Orthopaedic devices and consensus standards
By Jack E. Lemons, PhD
With the increasing number of orthopaedic devices on the market today, orthopaedic surgeons and their patients are frequently faced with tough decisions. They need some assurance that the device shape, dimension, material and design properties, packaging, cleanliness and sterility are appropriate for the intended clinical application, even when the device is FDA-approved. Consensus standards provide that assurance.
What are consensus standards?
Consensus standards for orthopaedic device systems are based on mutual agreements reached by all stakeholders, including users (medical professionals and hospitals), developers/producers (manufacturers) and general interest groups (academia, regulators and patient-oriented participants). Consensus standards serve as fundamental reference documentation for product quality by outlining appropriate standards to ensure compliance with the physical, mechanical, chemical, electrical and biological properties of devices.
The American Society for Testing and Materials’ (ASTM) Committee F04 on Medical Devices develops orthopaedic device standards for the United States as well as for international considerations. The ASTM F04 committee meets twice a year to ensure appropriate process and balanced consensus development. Voting on proposed standards is monitored by stakeholders to obtain even, unbiased representation. The consensus process requires that all negative votes be resolved or categorized as “nonpersuasive” by the overall F04 membership.
The ASTM F04 committee is comprised of about 600 professionals and is subdivided into medical specialty divisions for administrative purposes. ASTM publishes standards annually; the current volume (13.01) includes more than 100 published medical and surgical device standards. Each specialty division has several new standards in progress, as drafts under review at the task force or current ballot level. Standards are reviewed and revised or reaffirmed on a five-year cycle.
Value to orthopaedics
The fundamental value of consensus standards for surgical implants was recognized in 1962 when the ASTM F04 committee was established, primarily by orthopaedic surgeons. From the outset, support from the AAOS Biomedical Engineering Committee has been instrumental to the development and evolution of standards for devices. Anticipating the need for standards for new biological and combination products, the AAOS Biological Implants committee has also become involved with the ASTM. AAOS participation in the Orthopaedic Device Forum has also contributed to the development and application of relevant orthopaedic standards.

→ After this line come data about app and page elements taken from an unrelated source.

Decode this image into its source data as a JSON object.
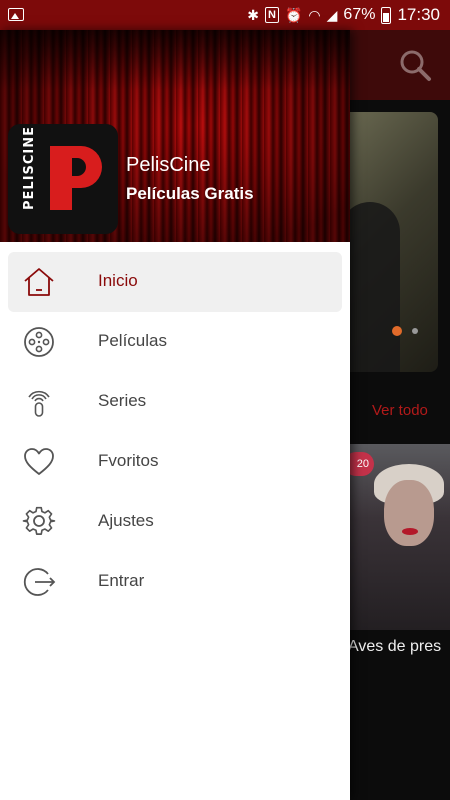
{
  "status_bar": {
    "icons": [
      "image-icon",
      "bluetooth-icon",
      "nfc-icon",
      "alarm-icon",
      "wifi-icon",
      "signal-icon"
    ],
    "battery": "67%",
    "time": "17:30"
  },
  "background": {
    "see_all": "Ver todo",
    "badge": "20",
    "poster_title": "Aves de pres"
  },
  "drawer": {
    "logo_text": "PELISCINE",
    "app_name": "PelisCine",
    "app_subtitle": "Películas Gratis",
    "items": [
      {
        "label": "Inicio",
        "icon": "home-icon",
        "active": true
      },
      {
        "label": "Películas",
        "icon": "film-reel-icon",
        "active": false
      },
      {
        "label": "Series",
        "icon": "broadcast-icon",
        "active": false
      },
      {
        "label": "Fvoritos",
        "icon": "heart-icon",
        "active": false
      },
      {
        "label": "Ajustes",
        "icon": "gear-icon",
        "active": false
      },
      {
        "label": "Entrar",
        "icon": "login-icon",
        "active": false
      }
    ]
  },
  "colors": {
    "accent": "#8a0a0a",
    "status_bar": "#7d0a0a"
  }
}
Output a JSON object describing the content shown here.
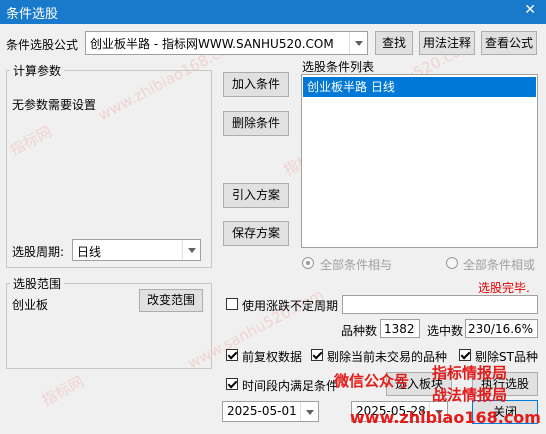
{
  "window": {
    "title": "条件选股",
    "close_glyph": "✕"
  },
  "formula": {
    "label": "条件选股公式",
    "value": "创业板半路   - 指标网WWW.SANHU520.COM"
  },
  "buttons": {
    "find": "查找",
    "usage": "用法注释",
    "view": "查看公式",
    "add_condition": "加入条件",
    "delete_condition": "删除条件",
    "import_plan": "引入方案",
    "save_plan": "保存方案",
    "change_range": "改变范围",
    "add_block": "选入板块",
    "execute": "执行选股",
    "close": "关闭"
  },
  "calc_params": {
    "legend": "计算参数",
    "text": "无参数需要设置"
  },
  "period": {
    "label": "选股周期:",
    "value": "日线"
  },
  "condition_list": {
    "legend": "选股条件列表",
    "items": [
      "创业板半路  日线"
    ]
  },
  "logic": {
    "and_label": "全部条件相与",
    "or_label": "全部条件相或"
  },
  "status": {
    "text": "选股完毕.",
    "color": "#e00000"
  },
  "range": {
    "legend": "选股范围",
    "value": "创业板"
  },
  "uncertain_period": {
    "label": "使用涨跌不定周期"
  },
  "counts": {
    "stock_count_label": "品种数",
    "stock_count": "1382",
    "selected_label": "选中数",
    "selected": "230/16.6%"
  },
  "options": {
    "adjusted": "前复权数据",
    "remove_untraded": "剔除当前未交易的品种",
    "remove_st": "剔除ST品种",
    "period_condition": "时间段内满足条件"
  },
  "dates": {
    "start": "2025-05-01",
    "end": "2025-05-28"
  },
  "watermarks": {
    "w1": "www.zhibiao168.com",
    "w2": "指标网",
    "w3": "www.sanhu520.com",
    "w4": "指标网",
    "overlay1": "微信公众号",
    "overlay2": "指标情报局",
    "overlay3": "战法情报局",
    "overlay4": "www.zhibiao168.com"
  }
}
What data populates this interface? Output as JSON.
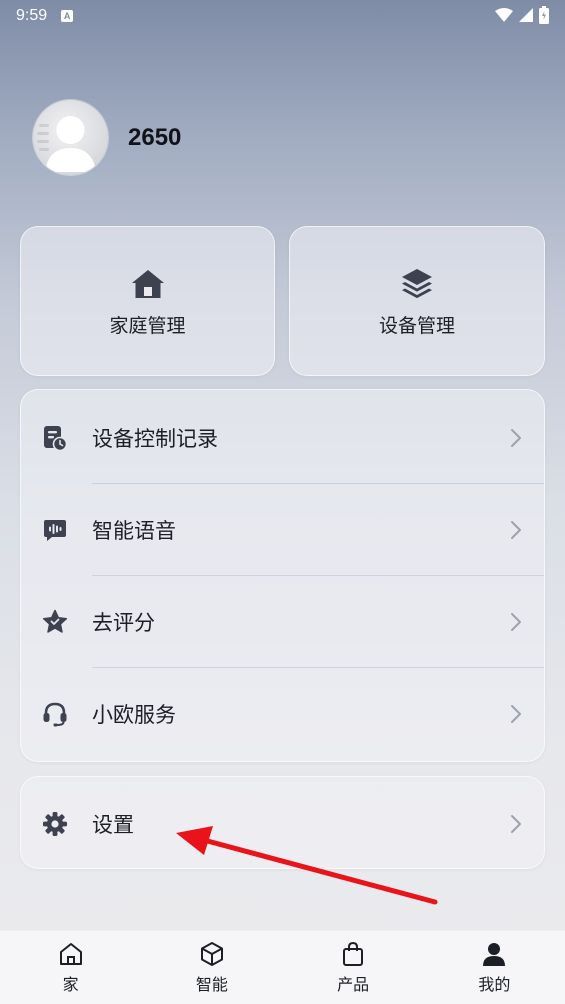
{
  "status_bar": {
    "time": "9:59",
    "notification_letter": "A"
  },
  "profile": {
    "username": "2650"
  },
  "tiles": [
    {
      "label": "家庭管理",
      "icon": "home-icon"
    },
    {
      "label": "设备管理",
      "icon": "layers-icon"
    }
  ],
  "menu": [
    {
      "label": "设备控制记录",
      "icon": "record-clock-icon"
    },
    {
      "label": "智能语音",
      "icon": "voice-chat-icon"
    },
    {
      "label": "去评分",
      "icon": "star-icon"
    },
    {
      "label": "小欧服务",
      "icon": "headset-icon"
    }
  ],
  "settings": {
    "label": "设置",
    "icon": "gear-icon"
  },
  "bottom_nav": [
    {
      "label": "家",
      "icon": "home-outline-icon"
    },
    {
      "label": "智能",
      "icon": "cube-icon"
    },
    {
      "label": "产品",
      "icon": "shopping-bag-icon"
    },
    {
      "label": "我的",
      "icon": "person-icon",
      "active": true
    }
  ],
  "colors": {
    "accent": "#1d1f26",
    "annotation_arrow": "#e8141a",
    "icon": "#3d4150"
  }
}
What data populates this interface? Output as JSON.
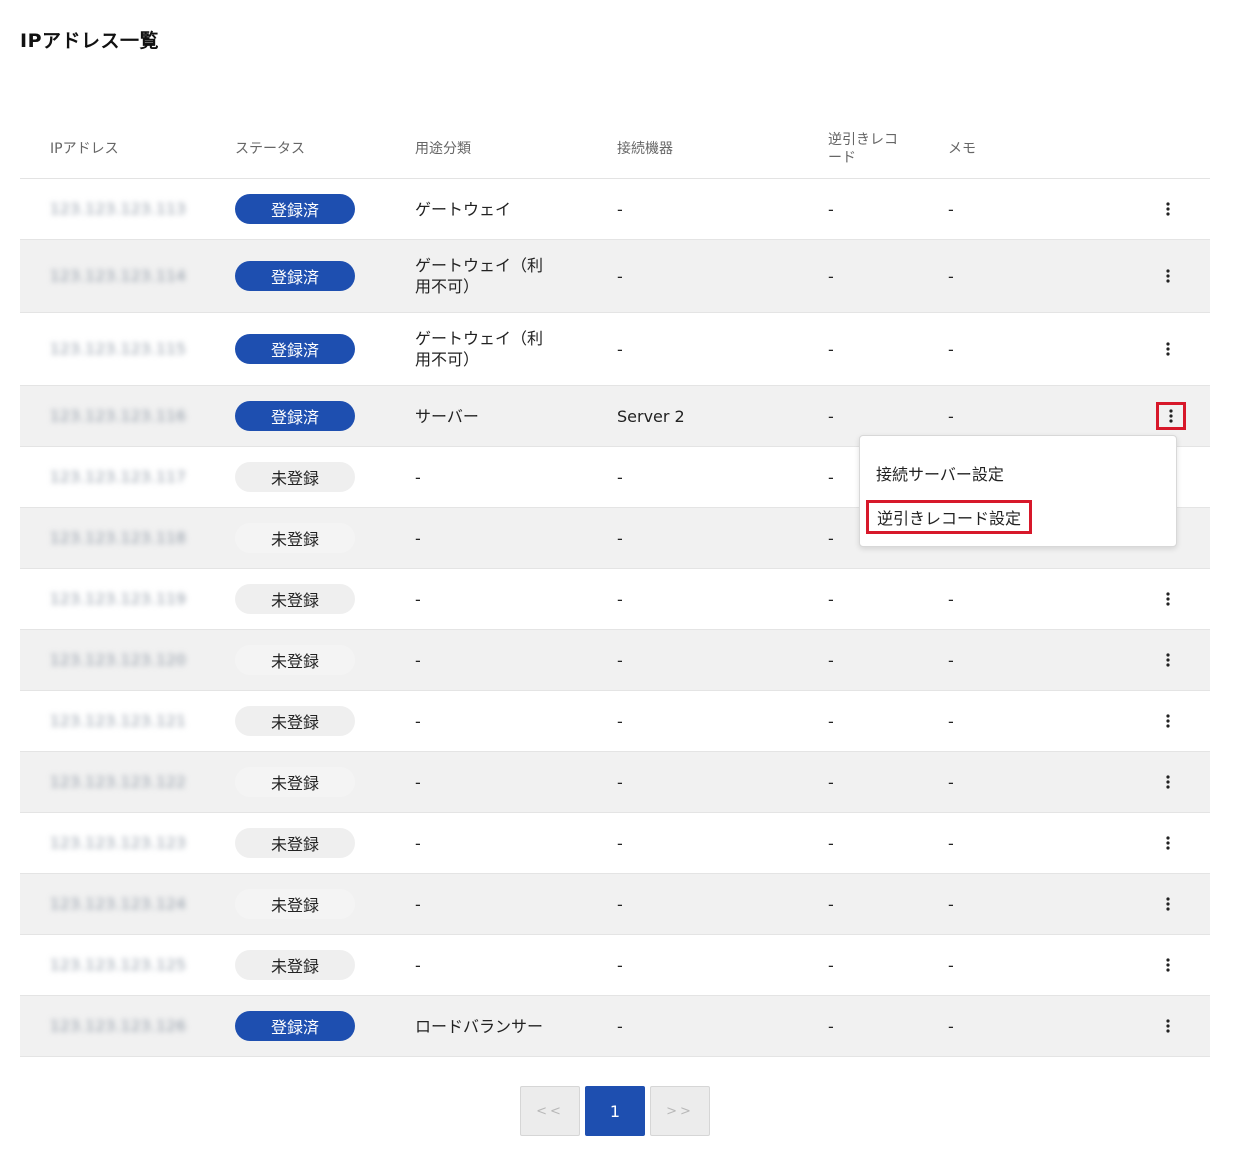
{
  "page": {
    "title": "IPアドレス一覧"
  },
  "table": {
    "headers": {
      "ip": "IPアドレス",
      "status": "ステータス",
      "usage": "用途分類",
      "device": "接続機器",
      "reverse": "逆引きレコード",
      "memo": "メモ"
    },
    "rows": [
      {
        "ip": "123.123.123.113",
        "status": "登録済",
        "usage": "ゲートウェイ",
        "device": "-",
        "reverse": "-",
        "memo": "-"
      },
      {
        "ip": "123.123.123.114",
        "status": "登録済",
        "usage": "ゲートウェイ（利用不可）",
        "device": "-",
        "reverse": "-",
        "memo": "-"
      },
      {
        "ip": "123.123.123.115",
        "status": "登録済",
        "usage": "ゲートウェイ（利用不可）",
        "device": "-",
        "reverse": "-",
        "memo": "-"
      },
      {
        "ip": "123.123.123.116",
        "status": "登録済",
        "usage": "サーバー",
        "device": "Server 2",
        "reverse": "-",
        "memo": "-"
      },
      {
        "ip": "123.123.123.117",
        "status": "未登録",
        "usage": "-",
        "device": "-",
        "reverse": "-",
        "memo": ""
      },
      {
        "ip": "123.123.123.118",
        "status": "未登録",
        "usage": "-",
        "device": "-",
        "reverse": "-",
        "memo": ""
      },
      {
        "ip": "123.123.123.119",
        "status": "未登録",
        "usage": "-",
        "device": "-",
        "reverse": "-",
        "memo": "-"
      },
      {
        "ip": "123.123.123.120",
        "status": "未登録",
        "usage": "-",
        "device": "-",
        "reverse": "-",
        "memo": "-"
      },
      {
        "ip": "123.123.123.121",
        "status": "未登録",
        "usage": "-",
        "device": "-",
        "reverse": "-",
        "memo": "-"
      },
      {
        "ip": "123.123.123.122",
        "status": "未登録",
        "usage": "-",
        "device": "-",
        "reverse": "-",
        "memo": "-"
      },
      {
        "ip": "123.123.123.123",
        "status": "未登録",
        "usage": "-",
        "device": "-",
        "reverse": "-",
        "memo": "-"
      },
      {
        "ip": "123.123.123.124",
        "status": "未登録",
        "usage": "-",
        "device": "-",
        "reverse": "-",
        "memo": "-"
      },
      {
        "ip": "123.123.123.125",
        "status": "未登録",
        "usage": "-",
        "device": "-",
        "reverse": "-",
        "memo": "-"
      },
      {
        "ip": "123.123.123.126",
        "status": "登録済",
        "usage": "ロードバランサー",
        "device": "-",
        "reverse": "-",
        "memo": "-"
      }
    ]
  },
  "context_menu": {
    "items": [
      "接続サーバー設定",
      "逆引きレコード設定"
    ]
  },
  "pagination": {
    "prev": "<<",
    "current": "1",
    "next": ">>"
  },
  "colors": {
    "accent": "#1e4fb0",
    "highlight": "#d7182a",
    "row_alt": "#f1f1f1",
    "badge_unregistered": "#efefef"
  },
  "icons": {
    "row_action": "more-vertical-icon"
  }
}
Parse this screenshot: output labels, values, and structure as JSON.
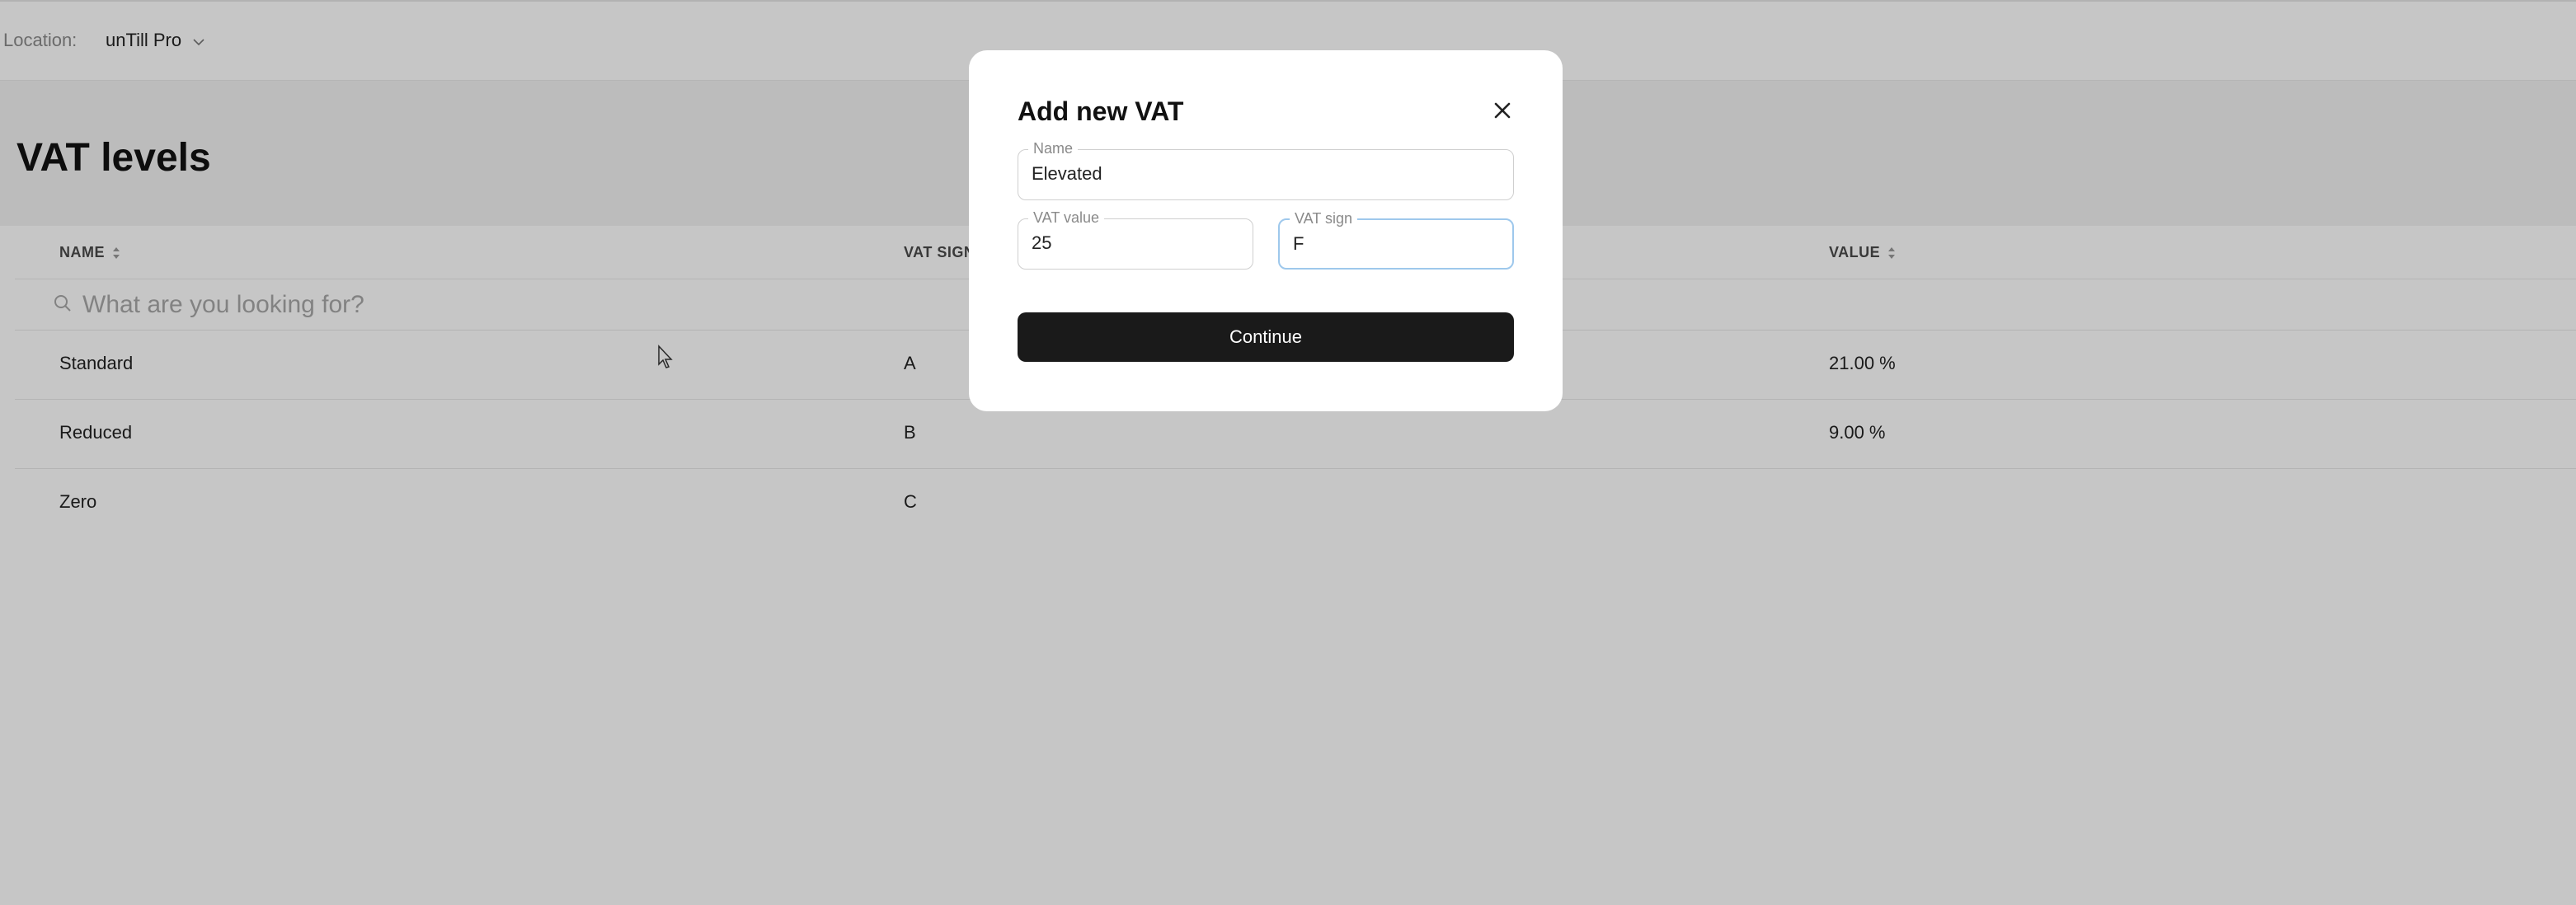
{
  "topbar": {
    "location_label": "Location:",
    "location_value": "unTill Pro"
  },
  "page": {
    "title": "VAT levels"
  },
  "table": {
    "columns": [
      "NAME",
      "VAT SIGN",
      "VALUE"
    ],
    "search_placeholder": "What are you looking for?",
    "rows": [
      {
        "name": "Standard",
        "sign": "A",
        "value": "21.00 %"
      },
      {
        "name": "Reduced",
        "sign": "B",
        "value": "9.00 %"
      },
      {
        "name": "Zero",
        "sign": "C",
        "value": ""
      }
    ]
  },
  "modal": {
    "title": "Add new VAT",
    "name_label": "Name",
    "name_value": "Elevated",
    "vat_value_label": "VAT value",
    "vat_value": "25",
    "vat_sign_label": "VAT sign",
    "vat_sign": "F",
    "continue_label": "Continue"
  },
  "colors": {
    "overlay": "rgba(0,0,0,0.225)",
    "primary_button": "#1a1a1a",
    "focus_border": "#9ec8ec"
  }
}
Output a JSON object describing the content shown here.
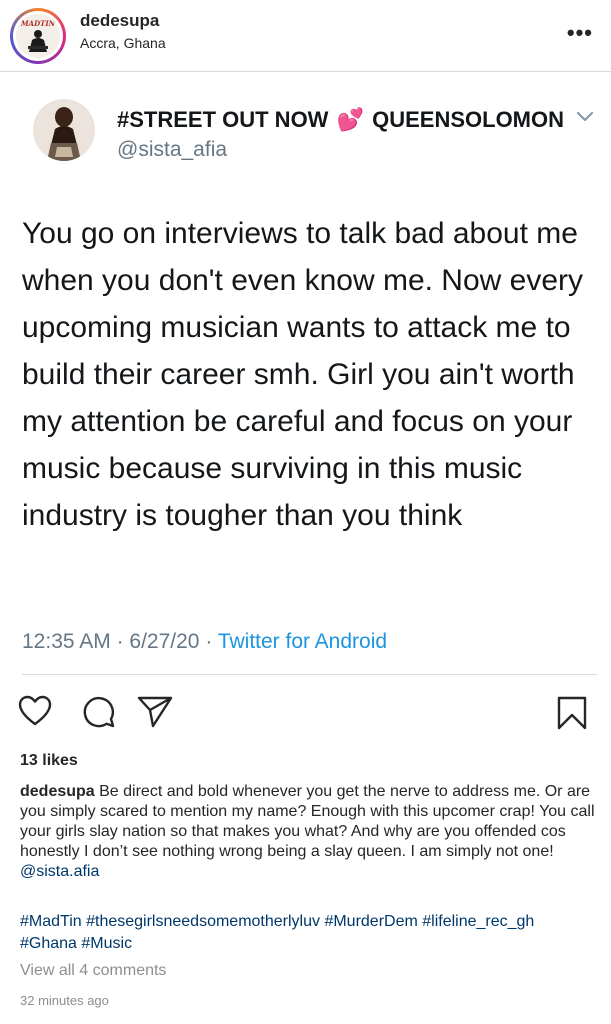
{
  "post_header": {
    "username": "dedesupa",
    "location": "Accra, Ghana",
    "avatar_text": "MADTIN",
    "more_icon": "more-horizontal-icon"
  },
  "tweet": {
    "display_name_part1": "#STREET OUT NOW",
    "heart_emoji": "💕",
    "display_name_part2": "QUEENSOLOMON",
    "handle": "@sista_afia",
    "text": "You go on interviews to talk bad about me when you don't even know me. Now every upcoming musician wants to attack me to build their career smh. Girl you ain't worth my attention be careful and focus on your music because surviving in this music industry is tougher than you think",
    "time": "12:35 AM",
    "date": "6/27/20",
    "separator": "·",
    "source": "Twitter for Android",
    "chevron_icon": "chevron-down-icon"
  },
  "actions": {
    "like_icon": "heart-outline-icon",
    "comment_icon": "comment-icon",
    "share_icon": "paper-plane-icon",
    "save_icon": "bookmark-icon"
  },
  "likes": "13 likes",
  "caption": {
    "username": "dedesupa",
    "text": " Be direct and bold whenever you get the nerve to address me. Or are you simply scared to mention my name? Enough with this upcomer crap! You call your girls slay nation so that makes you what? And why are you offended cos honestly I don’t see nothing wrong being a slay queen. I am simply not one! ",
    "mention": "@sista.afia"
  },
  "hashtags": "#MadTin #thesegirlsneedsomemotherlyluv #MurderDem #lifeline_rec_gh #Ghana #Music",
  "view_comments": "View all 4 comments",
  "time_ago": "32 minutes ago",
  "colors": {
    "twitter_blue": "#1b95e0",
    "twitter_gray": "#657786",
    "ig_link": "#00376b",
    "ig_muted": "#8e8e8e"
  }
}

Consensus standards are recognized within the regulatory approval process for medical products not only by the U.S. Food and Drug Administration but also by the regulatory bodies of many other nations. This acceptance helps to ensure quality and reduce costs while increasing the competitiveness of U.S.-based products. The long-term success of implant-related surgical treatment outcomes is due, in part, to the standardization process.
The various U.S.-based standards organizations actively participate in the global harmonization of medical device standards. For example, representatives of the U.S. Technical Advisory Group participate in the International Standards Organization (ISO) process and annual international meetings. The ISO works to ensure the safety, consistency and effectiveness of medical device products on a worldwide basis.
As international markets continue to increase, technical and scientific interactions will also expand. Recently, the ASTM broadened its reach and membership to become ASTM International, with the goal of promoting the acceptance of consensus standards worldwide.
The future of orthopaedic surgical products is changing rapidly as new devices are developed from synthetic biomaterials, cell signaling proteins, active biologicals and combination products. In each category, specification standards for basic chemistry and biochemistry, tissue processing requirements, and structural and biocompatibility test methods are being developed to ensure consistency, quality and safety. These standards and related clinical trials combine to ensure the safety and effectiveness of these new products.
Device standards in orthopaedics are directly associated with the consistency of the device system properties and how these relate to clinical outcomes. It is critical that all device components comply with established requirements and that applicable and consistent material and design properties relate directly to biocompatibility to ensure the safety and efficacy of the device. The role of orthopaedic surgeons is fundamental to this process at all levels and the ASTM welcomes the participation of orthopaedic clinicians and researchers in the standards development process.
Jack E. Lemons, PhD, serves as a consultant to the AAOS Biomedical Engineering Committee.